Mennace is pitching itself between the cheaper end of the high street – brands such as H&M, New Look and Topman – to the premium end, with brands such as All Saints.

Where Missguided is a bold, brash brand famous for its millennial pink branding, Mennace seems more pared back with a plethora of moody black and white shots on its website.

The streetwear and athleisure brand features hoodies, joggers, jeans, T-shirts and jackets. Passi says his ambition is to be “on trend and first to market”.

Missy Empire

This millennial-focused etailer is very much in the same vein to that of Boohoo and Missguided.

Founded in 2015 by brothers Ash and Ish Siddique, Missy Empire’s turnover is on track to top £6.5m this year.

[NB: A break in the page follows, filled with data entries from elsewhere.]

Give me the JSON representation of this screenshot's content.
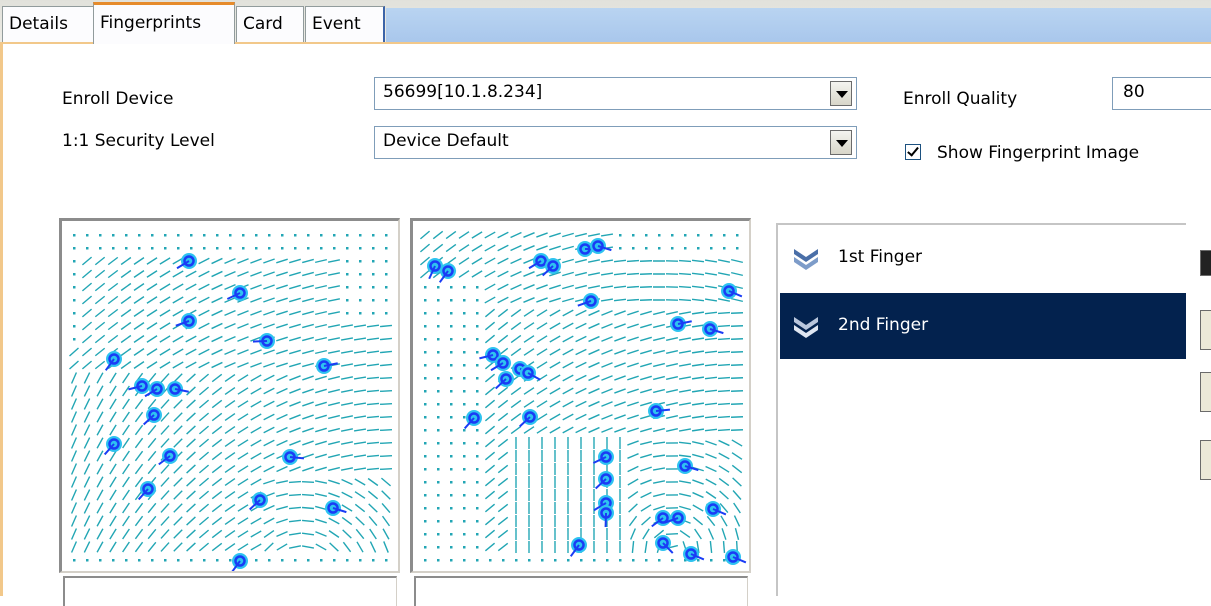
{
  "tabs": [
    "Details",
    "Fingerprints",
    "Card",
    "Event"
  ],
  "form": {
    "enroll_device_label": "Enroll Device",
    "enroll_device_value": "56699[10.1.8.234]",
    "security_level_label": "1:1 Security Level",
    "security_level_value": "Device Default",
    "enroll_quality_label": "Enroll Quality",
    "enroll_quality_value": "80",
    "show_image_label": "Show Fingerprint Image",
    "show_image_checked": true
  },
  "fingers": [
    {
      "label": "1st Finger",
      "selected": false
    },
    {
      "label": "2nd Finger",
      "selected": true
    }
  ],
  "colors": {
    "accent_tab": "#e68b2c",
    "selection": "#03224e",
    "ridge": "#22a6b4",
    "minutia": "#1a3cf5"
  }
}
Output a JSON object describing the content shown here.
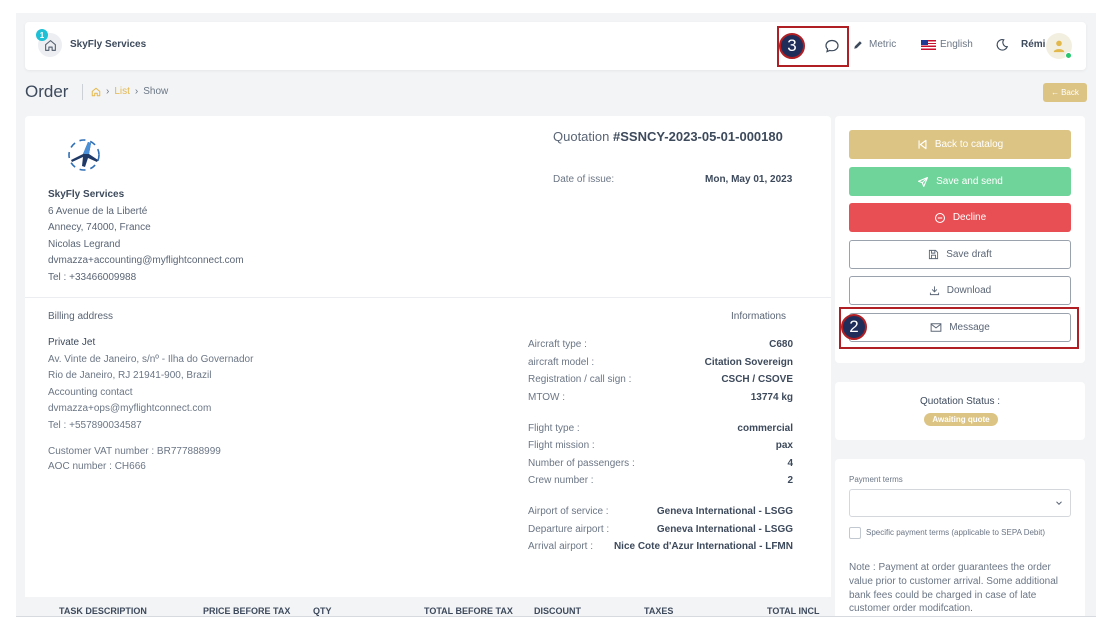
{
  "navbar": {
    "notification_count": "1",
    "brand": "SkyFly Services",
    "metric_label": "Metric",
    "language_label": "English",
    "user_name": "Rémi"
  },
  "page": {
    "title": "Order",
    "breadcrumb": {
      "list": "List",
      "current": "Show"
    },
    "back_label": "Back"
  },
  "seller": {
    "name": "SkyFly Services",
    "lines": [
      "6 Avenue de la Liberté",
      "Annecy,  74000,  France",
      "Nicolas Legrand",
      "dvmazza+accounting@myflightconnect.com",
      "Tel : +33466009988"
    ]
  },
  "quotation": {
    "title_prefix": "Quotation ",
    "number": "#SSNCY-2023-05-01-000180",
    "issue_label": "Date of issue:",
    "issue_date": "Mon, May 01, 2023"
  },
  "billing": {
    "heading": "Billing address",
    "name": "Private Jet",
    "lines": [
      "Av. Vinte de Janeiro, s/nº - Ilha do Governador",
      "Rio de Janeiro,  RJ 21941-900,  Brazil",
      "Accounting contact",
      "dvmazza+ops@myflightconnect.com",
      "Tel : +557890034587"
    ],
    "vat": "Customer VAT number : BR777888999",
    "aoc": "AOC number : CH666"
  },
  "informations": {
    "heading": "Informations",
    "groups": [
      [
        {
          "k": "Aircraft type :",
          "v": "C680"
        },
        {
          "k": "aircraft model :",
          "v": "Citation Sovereign"
        },
        {
          "k": "Registration / call sign :",
          "v": "CSCH / CSOVE"
        },
        {
          "k": "MTOW :",
          "v": "13774 kg"
        }
      ],
      [
        {
          "k": "Flight type :",
          "v": "commercial"
        },
        {
          "k": "Flight mission :",
          "v": "pax"
        },
        {
          "k": "Number of passengers :",
          "v": "4"
        },
        {
          "k": "Crew number :",
          "v": "2"
        }
      ],
      [
        {
          "k": "Airport of service :",
          "v": "Geneva International - LSGG"
        },
        {
          "k": "Departure airport :",
          "v": "Geneva International - LSGG"
        },
        {
          "k": "Arrival airport :",
          "v": "Nice Cote d'Azur International - LFMN"
        }
      ]
    ]
  },
  "table": {
    "headers": [
      "TASK DESCRIPTION",
      "PRICE BEFORE TAX",
      "QTY",
      "TOTAL BEFORE TAX",
      "DISCOUNT",
      "TAXES",
      "TOTAL INCL"
    ]
  },
  "actions": {
    "back_to_catalog": "Back to catalog",
    "save_and_send": "Save and send",
    "decline": "Decline",
    "save_draft": "Save draft",
    "download": "Download",
    "message": "Message"
  },
  "status": {
    "label": "Quotation Status :",
    "value": "Awaiting quote"
  },
  "payment": {
    "label": "Payment terms",
    "select_value": "",
    "checkbox_label": "Specific payment terms (applicable to SEPA Debit)",
    "note": "Note : Payment at order guarantees the order value prior to customer arrival. Some additional bank fees could be charged in case of late customer order modifcation."
  },
  "annotations": {
    "message_marker": "2",
    "chat_marker": "3"
  },
  "colors": {
    "gold": "#dcc484",
    "green": "#6fd49a",
    "red": "#e84f54",
    "annotation": "#b01f24",
    "annotation_fill": "#1f2d5a"
  }
}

Carrying 3,000 lines at any one time – and adding 100 new pieces every week – Missy Empire is harnessing the marketing power of influencers to boost its brand, creating campaigns with reality stars such as Stephanie Pratt of The Hills and Made in Chelsea fame. Their current marketing campaign features her Made in Chelsea co-star Tiffany Watson.

The Siddique brothers come from a manufacturing background and believe that this experience has been invaluable. Clever sourcing and production know-how are key to being first to market and ensure a successful fast fashion operation and Missy Empire is able to turn product around in a rapid five to 10 days.


Founded in 2013, Batoko is a women’s swimwear retailer with a difference.

Bokato 3


Batoko uses its Instgram feed as a “community hub” to showcase its fashion

Surprisingly Batoko – which uses much-loved millennial motifs such as cacti, palm prints and flamingos – is not based in a hip enclave of LA or Brooklyn but in Lytham, St Annes, Lancashire.

A key strand of the business is its ethical and environmental credentials. In a backlash against fast fashion culture, Batoko prefers to keep its “collections small, introducing new designs at a slower and much more sustainable pace”.

Its reusable packaging is made from 100% recycled materials and the swimwear itself is made from vegan fabric.

Those credentials don’t come cheap, with swimsuits around £40 a pop. But Batoko isn’t about capturing the masses, it’s about building loyal clients from the few.

Now offering wholesale, Batoko ensures its Instagram page is a “community hub”. “Our feed is essentially a showcase of you guys, our customers and friends,” it says.

“There are no models or faux set-ups, just real life people doing awesome real life things all connected by a fun little swimsuit and a huge lust for life outdoors”.